The joint IGAP and CPA Australia Annual Forum gathers leaders from industry, the accounting profession and academia to address key issues in contemporary governance and performance.
This year’s topic – ‘The evolving role of audit committees’ – explored how audit committees are responding to rapidly evolving risks, liability, technological advancements and complexity in reporting, among a myriad of other challenges.
Coleman was Chair of the Financial Reporting Council (FRC), sits on a number of prestigious boards and has also had 30 years as an audit partner. He used his keynote address to highlight a potential expectations gap between what markets expect of audit committees and what directors can reasonably deliver.
Coleman highlighted several key challenges that audit committees are facing:
- Changing expectations of regulators and the market; for example, that audit committees should be satisfied that auditors are doing their job or commenting on financial reviews;
- A greater focus on risk; and
- The proliferation of reports (e.g. Integrated Reporting).
A particular difficulty Coleman highlighted is the expectations for audit committees to form a judgement on audit quality:
“So whether it’s a good audit or not a good audit is a tough one and this is something that as audit committees we’re probably going to have to take a reasonable amount of time to consider.”
“We need to question amongst other things whether or not the auditor has been sufficiently sceptical.
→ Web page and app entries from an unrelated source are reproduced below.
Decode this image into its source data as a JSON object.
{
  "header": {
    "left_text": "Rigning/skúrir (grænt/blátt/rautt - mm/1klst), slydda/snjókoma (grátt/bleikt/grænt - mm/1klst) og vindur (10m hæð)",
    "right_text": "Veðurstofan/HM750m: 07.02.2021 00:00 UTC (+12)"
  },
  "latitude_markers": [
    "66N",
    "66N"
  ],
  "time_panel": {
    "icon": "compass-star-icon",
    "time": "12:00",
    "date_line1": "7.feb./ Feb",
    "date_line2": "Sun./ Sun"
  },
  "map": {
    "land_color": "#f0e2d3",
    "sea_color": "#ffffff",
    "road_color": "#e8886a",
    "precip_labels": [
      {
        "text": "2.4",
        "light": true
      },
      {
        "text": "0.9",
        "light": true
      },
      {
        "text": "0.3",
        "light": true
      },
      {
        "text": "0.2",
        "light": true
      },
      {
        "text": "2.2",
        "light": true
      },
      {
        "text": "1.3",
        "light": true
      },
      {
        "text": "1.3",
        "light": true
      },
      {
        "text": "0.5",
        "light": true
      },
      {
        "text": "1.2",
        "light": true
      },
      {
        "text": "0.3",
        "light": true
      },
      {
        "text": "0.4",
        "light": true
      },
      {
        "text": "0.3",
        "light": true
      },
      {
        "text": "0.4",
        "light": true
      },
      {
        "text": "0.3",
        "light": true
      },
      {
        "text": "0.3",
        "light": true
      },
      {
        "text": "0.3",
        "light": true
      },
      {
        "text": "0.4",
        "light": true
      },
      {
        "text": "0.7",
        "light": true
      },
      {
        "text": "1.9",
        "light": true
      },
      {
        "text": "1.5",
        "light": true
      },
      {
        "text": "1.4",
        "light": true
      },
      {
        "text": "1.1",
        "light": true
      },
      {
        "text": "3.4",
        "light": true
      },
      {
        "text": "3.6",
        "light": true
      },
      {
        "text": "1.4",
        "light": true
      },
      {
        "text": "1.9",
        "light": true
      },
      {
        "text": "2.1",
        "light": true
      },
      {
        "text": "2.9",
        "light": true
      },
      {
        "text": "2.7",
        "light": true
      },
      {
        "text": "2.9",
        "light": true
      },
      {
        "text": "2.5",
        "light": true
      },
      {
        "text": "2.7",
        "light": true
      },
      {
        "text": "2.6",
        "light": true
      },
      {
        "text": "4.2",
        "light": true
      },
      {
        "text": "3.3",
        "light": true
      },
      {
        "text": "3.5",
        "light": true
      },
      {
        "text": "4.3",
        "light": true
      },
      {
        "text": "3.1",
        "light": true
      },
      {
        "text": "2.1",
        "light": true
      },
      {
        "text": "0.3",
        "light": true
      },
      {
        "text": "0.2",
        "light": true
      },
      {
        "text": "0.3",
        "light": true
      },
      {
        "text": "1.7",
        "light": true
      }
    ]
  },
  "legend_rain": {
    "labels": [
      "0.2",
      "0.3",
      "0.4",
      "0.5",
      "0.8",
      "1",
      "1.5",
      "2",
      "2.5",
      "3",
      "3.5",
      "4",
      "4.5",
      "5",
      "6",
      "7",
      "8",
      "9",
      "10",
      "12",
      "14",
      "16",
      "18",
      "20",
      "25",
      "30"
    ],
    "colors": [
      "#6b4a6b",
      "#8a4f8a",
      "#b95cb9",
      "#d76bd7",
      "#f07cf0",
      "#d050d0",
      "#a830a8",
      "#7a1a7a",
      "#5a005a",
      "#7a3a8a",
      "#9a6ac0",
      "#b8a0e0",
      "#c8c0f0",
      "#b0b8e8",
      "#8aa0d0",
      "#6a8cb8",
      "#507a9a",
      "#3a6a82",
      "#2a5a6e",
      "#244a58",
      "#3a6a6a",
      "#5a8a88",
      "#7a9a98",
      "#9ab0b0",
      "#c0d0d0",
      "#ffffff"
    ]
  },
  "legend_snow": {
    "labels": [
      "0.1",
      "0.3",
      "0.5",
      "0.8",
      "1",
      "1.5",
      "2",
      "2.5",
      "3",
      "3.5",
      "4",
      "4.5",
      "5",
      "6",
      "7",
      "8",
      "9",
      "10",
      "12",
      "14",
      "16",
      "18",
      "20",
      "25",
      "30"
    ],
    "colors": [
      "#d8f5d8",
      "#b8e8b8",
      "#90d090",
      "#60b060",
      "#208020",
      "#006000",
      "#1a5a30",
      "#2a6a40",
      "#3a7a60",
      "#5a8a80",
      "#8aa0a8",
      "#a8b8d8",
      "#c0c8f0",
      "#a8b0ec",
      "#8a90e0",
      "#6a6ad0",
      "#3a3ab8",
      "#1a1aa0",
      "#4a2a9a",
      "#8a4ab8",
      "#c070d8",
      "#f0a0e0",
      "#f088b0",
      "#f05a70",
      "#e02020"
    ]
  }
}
Now, how does an auditor demonstrate to the board that they’ve been sceptical?”
Coleman also highlighted how Australia has to some extent followed the United States trend of increasing the responsibilities of audit committees:
“In particular in my experience it’s become common for audit committees to approve fees over a certain level in relation to non-audit services provided by the auditor and audit committees have taken on a far more extensive role in relation to overseeing the financials.”
However, unlike in the United States, Australia still sees the audit committee as a sub-committee of the board:
“It’s not a separate creature, it’s not a separate animal and so therefore, and especially following Centro, we have the situation where boards, very, very rigorously in my experience, are actually as a whole considering the financials.
“The audit committee might look at the detail, but then the board as a whole still wishes to satisfy itself that it’s actually doing the right thing.”
Finally, Coleman observed how the expectations on audit committees would continue to evolve in the future with the release of a new auditing reporting standard in June 2016, which “will require the auditor’s report to include commentary on their key audit matters”. The new standards are likely to some interesting discussions, and to some changes to the dynamic of the relationship between the auditor and audit committee.